Anderson has had a spectacular season at Birmingham with improved defense, a .780 OPS and 49 stolen bases. But the White Sox seem to prefer more time for Anderson to mature, as he’s only two-plus years removed from junior college.
“Tim hasn’t had a ton of time playing,” Ventura said. “So that experience is important for him.”
Because Saladino has experience at third and shortstop, the White Sox have some flexibility in how they could attack their offseason. Along with catcher, third and shortstop have been the most difficult vacancies to fill the past few offseasons.
Options are limited.
While Saladino’s offense likely makes him a better fit at shortstop, the White Sox can look for the best overall player at either position knowing they can put Saladino at the other spot, if they chose.
“He can handle the position,” Ventura said. “Offensively, that’s a whole other thing. But short is a tough position. To be able to do it every day is a tough task for a lot of guys because it’s a demanding position.
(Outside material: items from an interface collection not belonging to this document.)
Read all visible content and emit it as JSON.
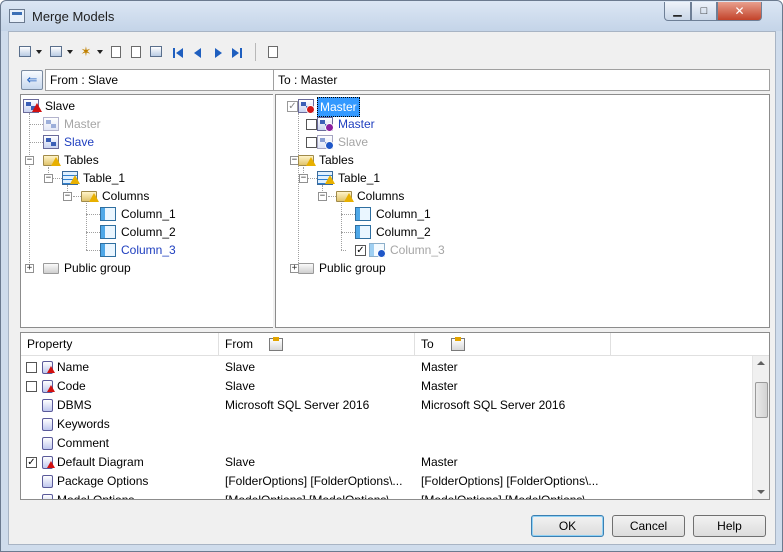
{
  "window": {
    "title": "Merge Models"
  },
  "panels": {
    "from_label": "From : Slave",
    "to_label": "To : Master"
  },
  "toolbar": {
    "icons": [
      "copy-icon",
      "copy-alt-icon",
      "wand-icon",
      "properties-icon",
      "find-icon",
      "compare-icon",
      "first-icon",
      "previous-icon",
      "next-icon",
      "last-icon",
      "report-icon"
    ]
  },
  "left_tree": [
    {
      "label": "Slave",
      "style": "normal"
    },
    {
      "label": "Master",
      "style": "gray"
    },
    {
      "label": "Slave",
      "style": "blue"
    },
    {
      "label": "Tables",
      "style": "normal"
    },
    {
      "label": "Table_1",
      "style": "normal"
    },
    {
      "label": "Columns",
      "style": "normal"
    },
    {
      "label": "Column_1",
      "style": "normal"
    },
    {
      "label": "Column_2",
      "style": "normal"
    },
    {
      "label": "Column_3",
      "style": "blue"
    },
    {
      "label": "Public group",
      "style": "normal"
    }
  ],
  "right_tree": [
    {
      "label": "Master",
      "style": "selected",
      "checked": true
    },
    {
      "label": "Master",
      "style": "blue",
      "checked": false
    },
    {
      "label": "Slave",
      "style": "gray",
      "checked": false
    },
    {
      "label": "Tables",
      "style": "normal"
    },
    {
      "label": "Table_1",
      "style": "normal"
    },
    {
      "label": "Columns",
      "style": "normal"
    },
    {
      "label": "Column_1",
      "style": "normal"
    },
    {
      "label": "Column_2",
      "style": "normal"
    },
    {
      "label": "Column_3",
      "style": "gray",
      "checked": true
    },
    {
      "label": "Public group",
      "style": "normal"
    }
  ],
  "properties": {
    "headers": {
      "property": "Property",
      "from": "From",
      "to": "To"
    },
    "rows": [
      {
        "name": "Name",
        "from": "Slave",
        "to": "Master",
        "checkbox": true,
        "checked": false,
        "warn": true
      },
      {
        "name": "Code",
        "from": "Slave",
        "to": "Master",
        "checkbox": true,
        "checked": false,
        "warn": true
      },
      {
        "name": "DBMS",
        "from": "Microsoft SQL Server 2016",
        "to": "Microsoft SQL Server 2016",
        "checkbox": false,
        "warn": false
      },
      {
        "name": "Keywords",
        "from": "",
        "to": "",
        "checkbox": false,
        "warn": false
      },
      {
        "name": "Comment",
        "from": "",
        "to": "",
        "checkbox": false,
        "warn": false
      },
      {
        "name": "Default Diagram",
        "from": "Slave",
        "to": "Master",
        "checkbox": true,
        "checked": true,
        "warn": true
      },
      {
        "name": "Package Options",
        "from": "[FolderOptions]  [FolderOptions\\...",
        "to": "[FolderOptions]  [FolderOptions\\...",
        "checkbox": false,
        "warn": false
      },
      {
        "name": "Model Options",
        "from": "[ModelOptions]  [ModelOptions\\...",
        "to": "[ModelOptions]  [ModelOptions\\...",
        "checkbox": false,
        "warn": false
      }
    ]
  },
  "buttons": {
    "ok": "OK",
    "cancel": "Cancel",
    "help": "Help"
  }
}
He has the ability to maybe do that.
“Any position, you’re giving and taking.”